▶ _Page and application data records_
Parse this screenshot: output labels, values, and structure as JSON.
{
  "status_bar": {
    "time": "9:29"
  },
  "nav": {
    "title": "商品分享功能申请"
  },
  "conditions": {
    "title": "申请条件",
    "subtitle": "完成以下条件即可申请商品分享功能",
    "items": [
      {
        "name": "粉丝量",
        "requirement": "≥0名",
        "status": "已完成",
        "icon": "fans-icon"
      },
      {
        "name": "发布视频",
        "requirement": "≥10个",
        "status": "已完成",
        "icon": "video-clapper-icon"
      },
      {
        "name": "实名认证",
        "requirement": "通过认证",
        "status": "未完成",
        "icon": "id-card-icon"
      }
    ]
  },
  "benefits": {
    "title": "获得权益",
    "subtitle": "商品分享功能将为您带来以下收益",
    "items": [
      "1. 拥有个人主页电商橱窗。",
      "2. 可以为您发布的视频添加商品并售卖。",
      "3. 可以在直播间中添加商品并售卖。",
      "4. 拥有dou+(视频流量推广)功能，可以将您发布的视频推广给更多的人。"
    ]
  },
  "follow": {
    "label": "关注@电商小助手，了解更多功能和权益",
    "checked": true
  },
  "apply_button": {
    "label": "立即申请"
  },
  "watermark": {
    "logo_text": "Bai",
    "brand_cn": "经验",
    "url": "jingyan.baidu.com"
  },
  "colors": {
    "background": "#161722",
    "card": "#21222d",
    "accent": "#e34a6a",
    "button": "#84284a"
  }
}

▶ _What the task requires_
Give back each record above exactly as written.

▶ _Solution_
Parse this screenshot: output labels, values, and structure as JSON.
{
  "status_bar": {
    "time": "9:29"
  },
  "nav": {
    "title": "商品分享功能申请"
  },
  "conditions": {
    "title": "申请条件",
    "subtitle": "完成以下条件即可申请商品分享功能",
    "items": [
      {
        "name": "粉丝量",
        "requirement": "≥0名",
        "status": "已完成",
        "icon": "fans-icon"
      },
      {
        "name": "发布视频",
        "requirement": "≥10个",
        "status": "已完成",
        "icon": "video-clapper-icon"
      },
      {
        "name": "实名认证",
        "requirement": "通过认证",
        "status": "未完成",
        "icon": "id-card-icon"
      }
    ]
  },
  "benefits": {
    "title": "获得权益",
    "subtitle": "商品分享功能将为您带来以下收益",
    "items": [
      "1. 拥有个人主页电商橱窗。",
      "2. 可以为您发布的视频添加商品并售卖。",
      "3. 可以在直播间中添加商品并售卖。",
      "4. 拥有dou+(视频流量推广)功能，可以将您发布的视频推广给更多的人。"
    ]
  },
  "follow": {
    "label": "关注@电商小助手，了解更多功能和权益",
    "checked": true
  },
  "apply_button": {
    "label": "立即申请"
  },
  "watermark": {
    "logo_text": "Bai",
    "brand_cn": "经验",
    "url": "jingyan.baidu.com"
  },
  "colors": {
    "background": "#161722",
    "card": "#21222d",
    "accent": "#e34a6a",
    "button": "#84284a"
  }
}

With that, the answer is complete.